> Your objective: Locate every line in the records below that holds the word "icon" and return each one.

(Entries from a dataset of interfaces)
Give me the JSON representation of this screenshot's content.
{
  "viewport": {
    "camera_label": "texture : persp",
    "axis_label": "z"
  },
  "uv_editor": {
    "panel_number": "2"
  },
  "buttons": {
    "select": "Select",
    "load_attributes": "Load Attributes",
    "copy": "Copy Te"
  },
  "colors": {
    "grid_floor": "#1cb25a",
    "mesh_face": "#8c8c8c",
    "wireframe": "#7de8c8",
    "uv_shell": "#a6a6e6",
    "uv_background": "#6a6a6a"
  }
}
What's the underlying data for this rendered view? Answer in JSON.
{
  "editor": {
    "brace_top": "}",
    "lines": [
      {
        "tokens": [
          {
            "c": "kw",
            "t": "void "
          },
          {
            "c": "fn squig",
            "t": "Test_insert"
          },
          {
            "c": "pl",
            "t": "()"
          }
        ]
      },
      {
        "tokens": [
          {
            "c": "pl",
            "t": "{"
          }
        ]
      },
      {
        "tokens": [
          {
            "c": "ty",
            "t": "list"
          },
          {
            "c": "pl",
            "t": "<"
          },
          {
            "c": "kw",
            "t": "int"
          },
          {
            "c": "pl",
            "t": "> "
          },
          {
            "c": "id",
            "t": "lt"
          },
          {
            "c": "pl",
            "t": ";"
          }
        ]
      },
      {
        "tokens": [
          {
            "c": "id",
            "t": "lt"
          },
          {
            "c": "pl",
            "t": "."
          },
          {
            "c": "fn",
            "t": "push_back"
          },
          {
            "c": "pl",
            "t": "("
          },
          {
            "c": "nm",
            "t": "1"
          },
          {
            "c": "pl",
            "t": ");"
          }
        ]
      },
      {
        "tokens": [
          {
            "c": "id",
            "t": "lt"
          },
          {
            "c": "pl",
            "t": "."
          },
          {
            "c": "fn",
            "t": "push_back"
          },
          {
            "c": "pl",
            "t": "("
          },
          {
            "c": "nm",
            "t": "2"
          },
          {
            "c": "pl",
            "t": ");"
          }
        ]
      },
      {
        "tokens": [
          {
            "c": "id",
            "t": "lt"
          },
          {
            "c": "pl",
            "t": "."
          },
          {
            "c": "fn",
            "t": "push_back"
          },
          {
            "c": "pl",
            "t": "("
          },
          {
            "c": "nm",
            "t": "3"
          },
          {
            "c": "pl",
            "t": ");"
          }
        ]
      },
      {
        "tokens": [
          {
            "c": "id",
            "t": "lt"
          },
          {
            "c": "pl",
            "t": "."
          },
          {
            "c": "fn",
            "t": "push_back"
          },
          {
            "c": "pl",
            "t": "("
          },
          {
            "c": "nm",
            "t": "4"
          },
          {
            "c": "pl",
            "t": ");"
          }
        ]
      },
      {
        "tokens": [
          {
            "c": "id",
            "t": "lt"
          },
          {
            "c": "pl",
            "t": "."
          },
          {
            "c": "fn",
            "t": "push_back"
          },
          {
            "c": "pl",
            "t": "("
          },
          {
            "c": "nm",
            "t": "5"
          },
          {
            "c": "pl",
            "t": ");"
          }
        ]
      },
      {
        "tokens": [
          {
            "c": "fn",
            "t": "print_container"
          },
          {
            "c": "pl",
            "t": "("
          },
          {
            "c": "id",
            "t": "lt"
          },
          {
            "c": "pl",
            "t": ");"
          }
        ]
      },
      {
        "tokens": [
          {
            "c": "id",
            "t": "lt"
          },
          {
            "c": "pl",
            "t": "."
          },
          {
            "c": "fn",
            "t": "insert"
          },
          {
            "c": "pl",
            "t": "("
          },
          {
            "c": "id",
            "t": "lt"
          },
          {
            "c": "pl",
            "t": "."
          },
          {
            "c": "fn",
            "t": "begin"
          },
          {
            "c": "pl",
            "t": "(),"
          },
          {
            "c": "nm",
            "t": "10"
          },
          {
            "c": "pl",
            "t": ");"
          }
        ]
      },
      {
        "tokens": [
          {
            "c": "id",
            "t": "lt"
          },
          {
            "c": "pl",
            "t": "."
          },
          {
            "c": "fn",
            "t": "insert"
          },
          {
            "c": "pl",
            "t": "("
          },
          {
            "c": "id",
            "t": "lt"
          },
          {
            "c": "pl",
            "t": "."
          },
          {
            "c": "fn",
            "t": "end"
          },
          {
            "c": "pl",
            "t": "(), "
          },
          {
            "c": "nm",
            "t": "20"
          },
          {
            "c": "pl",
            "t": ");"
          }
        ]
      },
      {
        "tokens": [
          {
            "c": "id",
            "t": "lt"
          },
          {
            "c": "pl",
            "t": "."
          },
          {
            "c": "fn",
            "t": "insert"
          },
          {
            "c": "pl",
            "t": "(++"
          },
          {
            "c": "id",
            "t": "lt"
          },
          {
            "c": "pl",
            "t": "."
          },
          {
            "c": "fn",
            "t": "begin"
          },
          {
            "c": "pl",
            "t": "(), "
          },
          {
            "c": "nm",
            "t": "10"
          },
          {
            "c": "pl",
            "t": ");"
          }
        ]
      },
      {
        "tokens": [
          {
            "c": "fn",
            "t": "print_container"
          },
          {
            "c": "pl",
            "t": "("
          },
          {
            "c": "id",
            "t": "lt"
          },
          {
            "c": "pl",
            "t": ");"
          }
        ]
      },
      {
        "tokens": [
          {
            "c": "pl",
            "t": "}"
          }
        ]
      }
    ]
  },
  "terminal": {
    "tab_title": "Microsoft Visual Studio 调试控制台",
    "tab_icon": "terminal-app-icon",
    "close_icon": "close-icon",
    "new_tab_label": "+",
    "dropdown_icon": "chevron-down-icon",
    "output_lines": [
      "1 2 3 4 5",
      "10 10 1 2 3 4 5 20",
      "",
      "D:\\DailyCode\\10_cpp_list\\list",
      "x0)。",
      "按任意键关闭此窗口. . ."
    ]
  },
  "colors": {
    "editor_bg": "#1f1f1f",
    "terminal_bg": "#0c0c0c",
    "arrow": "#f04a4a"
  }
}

> Task response:
    "tab_icon": "terminal-app-icon",
    "close_icon": "close-icon",
    "dropdown_icon": "chevron-down-icon",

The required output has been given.